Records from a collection
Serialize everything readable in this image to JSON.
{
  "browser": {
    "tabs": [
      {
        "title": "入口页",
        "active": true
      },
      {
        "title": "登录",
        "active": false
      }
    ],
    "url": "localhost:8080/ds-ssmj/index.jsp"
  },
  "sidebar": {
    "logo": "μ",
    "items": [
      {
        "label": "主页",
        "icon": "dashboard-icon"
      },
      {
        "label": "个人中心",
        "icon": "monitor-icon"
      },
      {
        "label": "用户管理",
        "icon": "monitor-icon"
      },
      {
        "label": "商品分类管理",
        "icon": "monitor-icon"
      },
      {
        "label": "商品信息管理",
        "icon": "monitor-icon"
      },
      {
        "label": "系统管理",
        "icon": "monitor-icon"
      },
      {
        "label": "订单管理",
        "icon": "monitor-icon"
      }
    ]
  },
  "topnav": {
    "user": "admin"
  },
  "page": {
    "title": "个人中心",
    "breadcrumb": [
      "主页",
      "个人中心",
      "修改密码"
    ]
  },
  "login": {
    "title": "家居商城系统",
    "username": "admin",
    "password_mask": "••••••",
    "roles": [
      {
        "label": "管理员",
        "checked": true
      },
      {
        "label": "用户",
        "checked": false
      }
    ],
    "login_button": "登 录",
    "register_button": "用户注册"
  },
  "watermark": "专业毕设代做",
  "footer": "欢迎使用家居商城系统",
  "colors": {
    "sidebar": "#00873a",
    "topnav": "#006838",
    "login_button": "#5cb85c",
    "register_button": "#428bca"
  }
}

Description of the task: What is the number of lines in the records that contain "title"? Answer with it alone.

Response area: 4